== Aim of the task ==
Within the entries below, find every line that has the string "screenshot", then copy it.

== Entries from a dataset of interfaces ==
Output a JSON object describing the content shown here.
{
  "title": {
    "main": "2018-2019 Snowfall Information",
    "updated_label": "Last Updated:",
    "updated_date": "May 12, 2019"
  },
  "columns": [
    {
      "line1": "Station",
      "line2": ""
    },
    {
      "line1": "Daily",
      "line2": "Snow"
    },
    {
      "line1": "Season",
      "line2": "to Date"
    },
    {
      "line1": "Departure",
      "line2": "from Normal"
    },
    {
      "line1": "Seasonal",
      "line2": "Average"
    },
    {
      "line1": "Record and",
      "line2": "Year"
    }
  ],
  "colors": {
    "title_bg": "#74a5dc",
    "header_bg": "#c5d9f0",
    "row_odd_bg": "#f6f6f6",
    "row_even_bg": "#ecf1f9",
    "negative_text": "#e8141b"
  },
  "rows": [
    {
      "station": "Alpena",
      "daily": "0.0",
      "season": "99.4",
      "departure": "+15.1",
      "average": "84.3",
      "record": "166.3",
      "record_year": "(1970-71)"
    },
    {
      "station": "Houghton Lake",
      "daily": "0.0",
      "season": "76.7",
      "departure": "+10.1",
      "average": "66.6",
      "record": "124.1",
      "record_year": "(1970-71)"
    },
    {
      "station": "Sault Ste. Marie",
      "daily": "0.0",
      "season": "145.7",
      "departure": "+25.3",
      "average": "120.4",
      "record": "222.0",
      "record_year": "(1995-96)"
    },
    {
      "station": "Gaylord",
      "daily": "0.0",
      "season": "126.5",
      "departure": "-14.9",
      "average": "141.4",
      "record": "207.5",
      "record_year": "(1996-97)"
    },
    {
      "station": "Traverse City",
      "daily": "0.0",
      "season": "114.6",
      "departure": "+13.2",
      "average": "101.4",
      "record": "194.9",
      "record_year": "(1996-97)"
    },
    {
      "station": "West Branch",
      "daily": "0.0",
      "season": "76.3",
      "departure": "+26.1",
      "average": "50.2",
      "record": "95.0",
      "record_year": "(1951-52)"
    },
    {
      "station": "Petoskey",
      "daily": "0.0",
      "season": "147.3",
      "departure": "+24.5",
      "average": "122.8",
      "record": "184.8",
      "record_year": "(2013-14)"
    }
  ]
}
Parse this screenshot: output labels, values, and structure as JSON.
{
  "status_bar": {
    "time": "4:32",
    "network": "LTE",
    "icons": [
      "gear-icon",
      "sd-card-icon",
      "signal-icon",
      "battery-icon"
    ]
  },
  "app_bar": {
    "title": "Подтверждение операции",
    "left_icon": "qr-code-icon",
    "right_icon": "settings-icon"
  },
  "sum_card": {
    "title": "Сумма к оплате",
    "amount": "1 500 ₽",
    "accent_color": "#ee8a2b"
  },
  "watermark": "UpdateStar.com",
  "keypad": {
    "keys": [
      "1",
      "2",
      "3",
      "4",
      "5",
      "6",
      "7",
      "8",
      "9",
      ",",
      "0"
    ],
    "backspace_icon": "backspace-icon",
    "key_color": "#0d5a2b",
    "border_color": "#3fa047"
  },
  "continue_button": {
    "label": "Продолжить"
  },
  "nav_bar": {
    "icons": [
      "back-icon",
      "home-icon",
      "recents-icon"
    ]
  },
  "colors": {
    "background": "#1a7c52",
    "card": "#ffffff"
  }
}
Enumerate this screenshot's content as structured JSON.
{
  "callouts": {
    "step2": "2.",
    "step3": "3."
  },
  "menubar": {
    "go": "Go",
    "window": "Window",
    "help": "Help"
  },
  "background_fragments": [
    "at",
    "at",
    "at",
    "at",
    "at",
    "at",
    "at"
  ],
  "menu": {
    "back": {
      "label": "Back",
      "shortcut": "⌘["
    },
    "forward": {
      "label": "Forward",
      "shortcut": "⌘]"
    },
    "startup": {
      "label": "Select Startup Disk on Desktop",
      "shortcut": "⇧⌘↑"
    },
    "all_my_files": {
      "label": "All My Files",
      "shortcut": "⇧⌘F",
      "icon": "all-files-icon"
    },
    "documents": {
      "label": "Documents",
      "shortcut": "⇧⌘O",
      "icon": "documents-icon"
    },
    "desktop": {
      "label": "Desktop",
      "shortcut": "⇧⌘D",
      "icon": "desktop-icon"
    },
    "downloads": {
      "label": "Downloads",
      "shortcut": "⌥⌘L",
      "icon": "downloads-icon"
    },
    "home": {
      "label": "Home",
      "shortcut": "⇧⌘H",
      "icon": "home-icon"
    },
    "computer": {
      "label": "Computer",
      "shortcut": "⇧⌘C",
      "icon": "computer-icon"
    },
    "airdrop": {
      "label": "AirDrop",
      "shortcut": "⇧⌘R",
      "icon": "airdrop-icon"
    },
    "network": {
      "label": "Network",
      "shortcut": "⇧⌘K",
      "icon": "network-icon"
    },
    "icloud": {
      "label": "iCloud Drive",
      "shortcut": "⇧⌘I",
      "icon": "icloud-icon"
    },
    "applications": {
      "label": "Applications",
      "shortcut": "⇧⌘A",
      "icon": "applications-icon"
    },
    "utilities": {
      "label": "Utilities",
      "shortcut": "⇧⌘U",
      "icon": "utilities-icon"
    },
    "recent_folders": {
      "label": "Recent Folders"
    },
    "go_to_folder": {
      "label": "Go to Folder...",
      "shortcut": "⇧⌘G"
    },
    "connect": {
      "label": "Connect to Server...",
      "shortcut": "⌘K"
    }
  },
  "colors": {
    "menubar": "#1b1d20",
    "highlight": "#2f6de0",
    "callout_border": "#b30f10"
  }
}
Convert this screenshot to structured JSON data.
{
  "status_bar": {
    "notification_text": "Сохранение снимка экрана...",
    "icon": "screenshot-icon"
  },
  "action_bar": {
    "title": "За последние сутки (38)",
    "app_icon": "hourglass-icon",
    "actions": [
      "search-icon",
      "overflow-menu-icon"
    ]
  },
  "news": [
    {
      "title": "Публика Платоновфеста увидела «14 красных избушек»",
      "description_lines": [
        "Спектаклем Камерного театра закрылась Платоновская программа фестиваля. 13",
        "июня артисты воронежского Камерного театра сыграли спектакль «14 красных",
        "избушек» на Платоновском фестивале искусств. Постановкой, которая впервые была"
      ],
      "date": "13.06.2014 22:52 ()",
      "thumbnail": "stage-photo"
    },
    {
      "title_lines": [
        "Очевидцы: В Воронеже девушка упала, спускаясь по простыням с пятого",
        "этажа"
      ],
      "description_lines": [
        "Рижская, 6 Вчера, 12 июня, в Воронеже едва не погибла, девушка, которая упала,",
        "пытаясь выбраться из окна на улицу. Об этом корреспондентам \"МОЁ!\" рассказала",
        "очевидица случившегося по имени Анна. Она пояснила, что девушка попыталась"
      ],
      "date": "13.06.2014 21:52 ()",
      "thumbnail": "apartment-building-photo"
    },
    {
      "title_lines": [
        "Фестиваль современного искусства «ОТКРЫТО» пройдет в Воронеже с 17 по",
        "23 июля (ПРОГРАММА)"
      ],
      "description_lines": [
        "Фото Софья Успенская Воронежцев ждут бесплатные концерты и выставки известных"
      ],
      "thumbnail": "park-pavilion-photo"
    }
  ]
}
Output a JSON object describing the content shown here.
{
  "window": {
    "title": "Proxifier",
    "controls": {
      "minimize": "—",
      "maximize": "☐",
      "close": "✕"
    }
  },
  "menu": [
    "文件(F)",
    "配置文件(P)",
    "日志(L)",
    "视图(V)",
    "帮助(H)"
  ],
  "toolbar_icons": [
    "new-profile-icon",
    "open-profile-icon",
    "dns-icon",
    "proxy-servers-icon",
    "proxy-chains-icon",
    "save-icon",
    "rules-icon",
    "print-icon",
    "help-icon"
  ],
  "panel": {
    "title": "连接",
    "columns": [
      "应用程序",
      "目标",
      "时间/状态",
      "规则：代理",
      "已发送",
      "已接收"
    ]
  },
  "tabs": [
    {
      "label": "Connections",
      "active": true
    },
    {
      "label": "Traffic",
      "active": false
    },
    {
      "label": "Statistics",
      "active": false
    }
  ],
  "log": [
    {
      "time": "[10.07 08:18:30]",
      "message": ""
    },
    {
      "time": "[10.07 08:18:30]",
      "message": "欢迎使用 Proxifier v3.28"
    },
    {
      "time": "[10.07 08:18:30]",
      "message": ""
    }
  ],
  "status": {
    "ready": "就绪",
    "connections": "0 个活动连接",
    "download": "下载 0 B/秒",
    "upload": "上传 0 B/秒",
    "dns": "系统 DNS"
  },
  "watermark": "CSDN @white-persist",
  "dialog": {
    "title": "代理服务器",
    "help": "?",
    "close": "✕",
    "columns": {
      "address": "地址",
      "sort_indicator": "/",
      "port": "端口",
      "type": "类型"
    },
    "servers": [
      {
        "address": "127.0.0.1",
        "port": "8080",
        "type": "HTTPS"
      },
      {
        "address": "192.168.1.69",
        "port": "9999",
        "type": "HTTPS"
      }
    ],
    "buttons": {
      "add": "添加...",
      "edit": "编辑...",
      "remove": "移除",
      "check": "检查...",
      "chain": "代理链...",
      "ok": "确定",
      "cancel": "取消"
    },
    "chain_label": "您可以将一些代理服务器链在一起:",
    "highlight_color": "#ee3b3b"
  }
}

== Written solution ==
Parse this screenshot: output labels, values, and structure as JSON.
Enumerate this screenshot's content as structured JSON.
Convert this screenshot to structured JSON data.
    "icon": "screenshot-icon"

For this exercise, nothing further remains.